One of the more prevalent attacks is ransomware. Because an increasing number of individuals, organizations and even communities' computer systems have been infested by ransomware, it's more well known today than it was even five years ago. But if you're still unsure of what the virus is all about, grab a pen. You may want to take notes.
What is ransomware?
A form of malware, ransomware is a method scammers use to trick those they prey upon into clicking on seemingly harmless links, which may be sent via emails that look legitimate, as if they were from a well-respected organization. These URLs are nothing of the sort, as clicking on them causes computer systems to go on lockdown. The only way to retain control of the infected computer or network is by paying the sum demanded by the scammer, hence the "ransom" distinction. Instructions are typically detailed on the monitor once the system lockdown gets underway.
"Ransomware attacks are happening more often."
These attacks have caused a tremendous amount of headaches and monetary losses for municipalities, everyday consumers, major corporations as well as small-business owners all around the country, often in places that you'd least expect. What's more, they're occurring with greater frequency. Last year, ransomware attacks globally topped 204 million, based on figures collected by Statistica. These threats cost businesses tens of billions of dollars annually in productivity losses, in part because the ransoms are often paid. Security experts note that because ransomware attacks are designed to get those victimized to pay, the sum they charge is usually a reasonable amount, meaning they have the means to pay it. And because data is so sensitive, this may explain why more than half (55%) small-and-medium-sized businesses say they'd be willing to pay the amount in order to recover what was stolen, according to polling conducted by Small Business Trends.

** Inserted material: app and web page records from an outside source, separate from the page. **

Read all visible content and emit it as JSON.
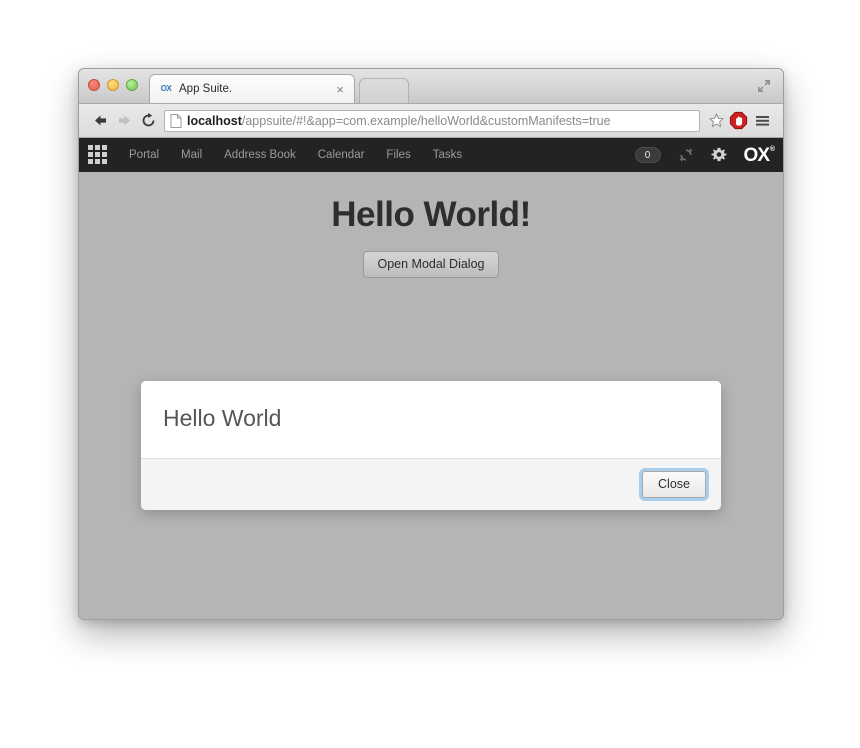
{
  "browser": {
    "traffic_lights": [
      "close",
      "minimize",
      "zoom"
    ],
    "tab": {
      "favicon_label": "OX",
      "title": "App Suite.",
      "close_label": "×"
    },
    "fullscreen_icon": "fullscreen-icon",
    "toolbar": {
      "back_icon": "back-arrow-icon",
      "forward_icon": "forward-arrow-icon",
      "reload_icon": "reload-icon",
      "page_icon": "page-document-icon",
      "url_host": "localhost",
      "url_path": "/appsuite/#!&app=com.example/helloWorld&customManifests=true",
      "url_full": "localhost/appsuite/#!&app=com.example/helloWorld&customManifests=true",
      "star_icon": "bookmark-star-icon",
      "extension_icon": "adblock-extension-icon",
      "menu_icon": "hamburger-menu-icon"
    }
  },
  "ox_topbar": {
    "launcher_icon": "app-launcher-grid-icon",
    "nav_items": [
      {
        "label": "Portal"
      },
      {
        "label": "Mail"
      },
      {
        "label": "Address Book"
      },
      {
        "label": "Calendar"
      },
      {
        "label": "Files"
      },
      {
        "label": "Tasks"
      }
    ],
    "notification_count": "0",
    "refresh_icon": "refresh-icon",
    "settings_icon": "gear-icon",
    "logo_text": "OX",
    "logo_mark": "®"
  },
  "app": {
    "heading": "Hello World!",
    "open_modal_label": "Open Modal Dialog"
  },
  "modal": {
    "title": "Hello World",
    "close_label": "Close"
  },
  "colors": {
    "page_background": "#b5b5b5",
    "topbar_background": "#232323",
    "modal_background": "#ffffff",
    "modal_footer": "#f4f4f4",
    "focus_ring": "#6eafe1",
    "accent_red": "#cc2222"
  }
}
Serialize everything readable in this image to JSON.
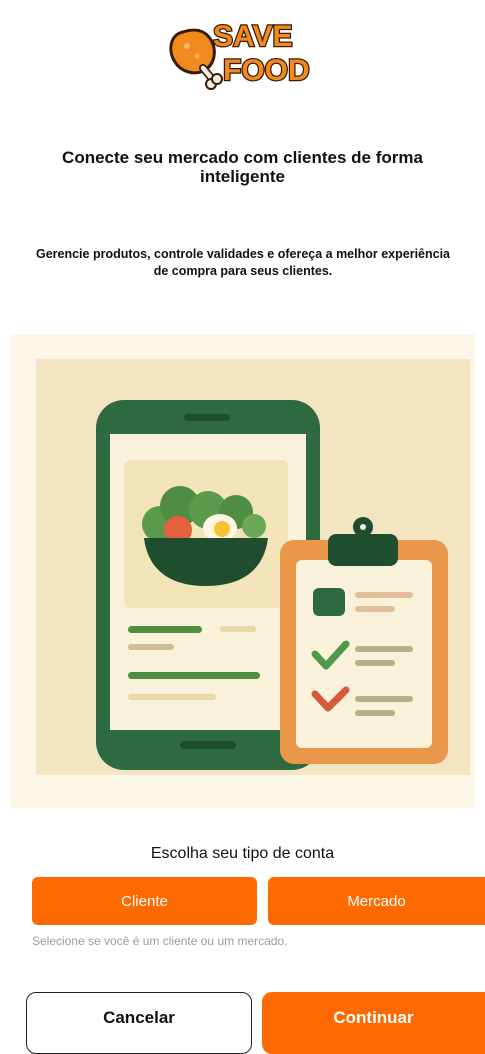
{
  "brand": {
    "line1": "SAVE",
    "line2": "FOOD"
  },
  "header": {
    "title": "Conecte seu mercado com clientes de forma inteligente",
    "subtitle": "Gerencie produtos, controle validades e ofereça a melhor experiência de compra para seus clientes."
  },
  "account": {
    "prompt": "Escolha seu tipo de conta",
    "options": [
      {
        "label": "Cliente"
      },
      {
        "label": "Mercado"
      }
    ],
    "hint": "Selecione se você é um cliente ou um mercado."
  },
  "actions": {
    "cancel_label": "Cancelar",
    "continue_label": "Continuar"
  },
  "colors": {
    "accent": "#ff6a00",
    "illustration_bg": "#fbf6e5",
    "phone_green": "#2d6a3f",
    "clipboard_orange": "#e9974a"
  }
}
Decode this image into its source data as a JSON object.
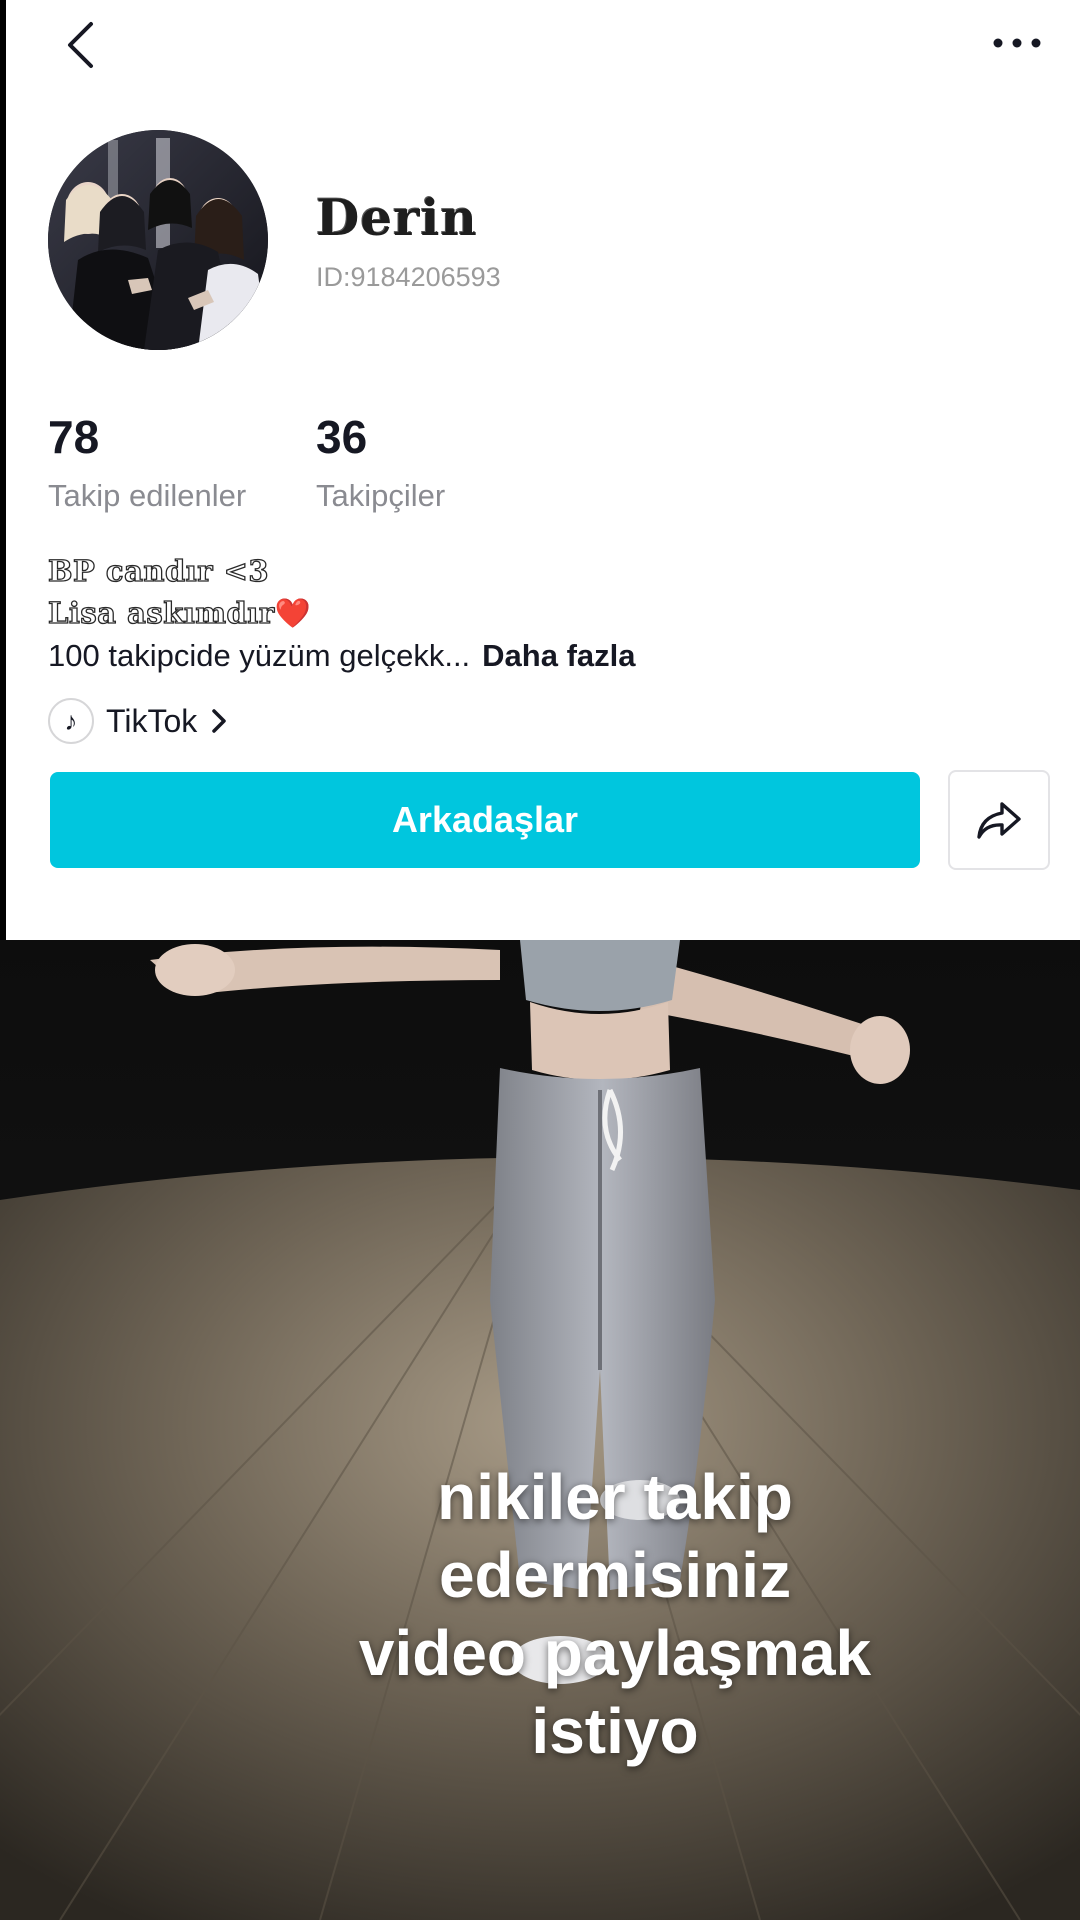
{
  "header": {
    "back_icon": "chevron-left-icon",
    "more_icon": "more-horizontal-icon"
  },
  "profile": {
    "username": "Derin",
    "id_text": "ID:9184206593",
    "following_count": "78",
    "following_label": "Takip edilenler",
    "followers_count": "36",
    "followers_label": "Takipçiler",
    "bio_line1": "BP candır <3",
    "bio_line2": "Lisa askımdır",
    "bio_line2_emoji": "❤️",
    "bio_line3": "100 takipcide yüzüm gelçekk...",
    "more_label": "Daha fazla",
    "link_label": "TikTok",
    "friends_button": "Arkadaşlar",
    "accent_color": "#00c6de"
  },
  "video": {
    "caption": "nikiler takip\nedermisiniz\nvideo paylaşmak\nistiyo"
  }
}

That's the just the thing, though – even if you pay, there's no guarantee the attacker will actually cede back control of your computer or network. You don't need to be scared of ransomware. While no one is invulnerable, these strategies can lower your risk, as recommended by the Department of Homeland Security:
- Configure firewalls to block access to malicious IP addresses.
- Update all internet security programs frequently.
- Back up data regularly.
- Avoid visiting unfamiliar websites or opening unsolicited emails.
- Scan all emails with available software.
- Restrict access to networks and strengthen filter settings with email provider.
KETCHConsulting can provide you with the knowledge and strategies you need to recover from cybersecurity threats. We do this through our proprietary business impact analysis testing to determine where you're most vulnerable and offer solutions for how to plug those gaps. Contact us today to learn more.